Exercise data →

______________________________

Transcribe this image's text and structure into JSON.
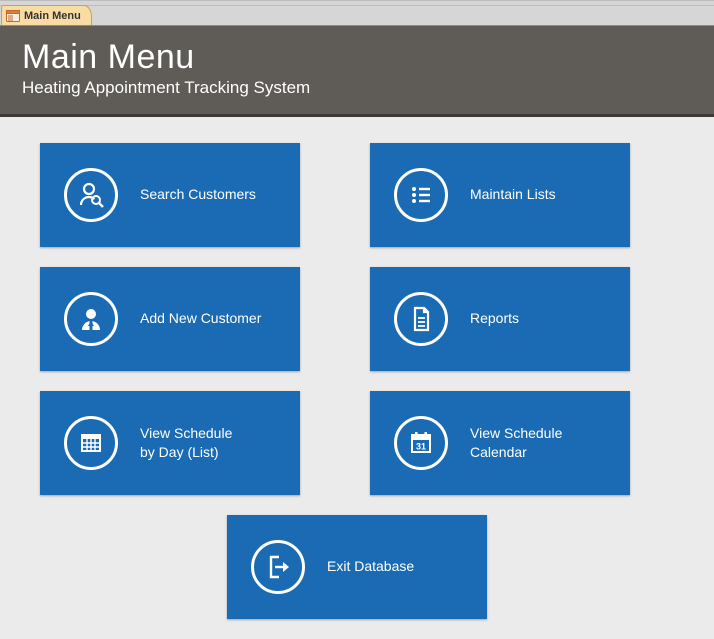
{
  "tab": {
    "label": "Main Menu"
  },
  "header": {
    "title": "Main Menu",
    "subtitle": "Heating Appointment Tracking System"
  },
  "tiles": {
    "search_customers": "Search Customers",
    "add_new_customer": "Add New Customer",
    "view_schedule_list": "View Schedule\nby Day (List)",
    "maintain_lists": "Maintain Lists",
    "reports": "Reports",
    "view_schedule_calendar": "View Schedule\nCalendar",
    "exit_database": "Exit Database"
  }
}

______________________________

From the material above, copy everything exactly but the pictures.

Solution →
Transcribe this image's text and structure into JSON.
{
  "tab": {
    "label": "Main Menu"
  },
  "header": {
    "title": "Main Menu",
    "subtitle": "Heating Appointment Tracking System"
  },
  "tiles": {
    "search_customers": "Search Customers",
    "add_new_customer": "Add New Customer",
    "view_schedule_list": "View Schedule\nby Day (List)",
    "maintain_lists": "Maintain Lists",
    "reports": "Reports",
    "view_schedule_calendar": "View Schedule\nCalendar",
    "exit_database": "Exit Database"
  }
}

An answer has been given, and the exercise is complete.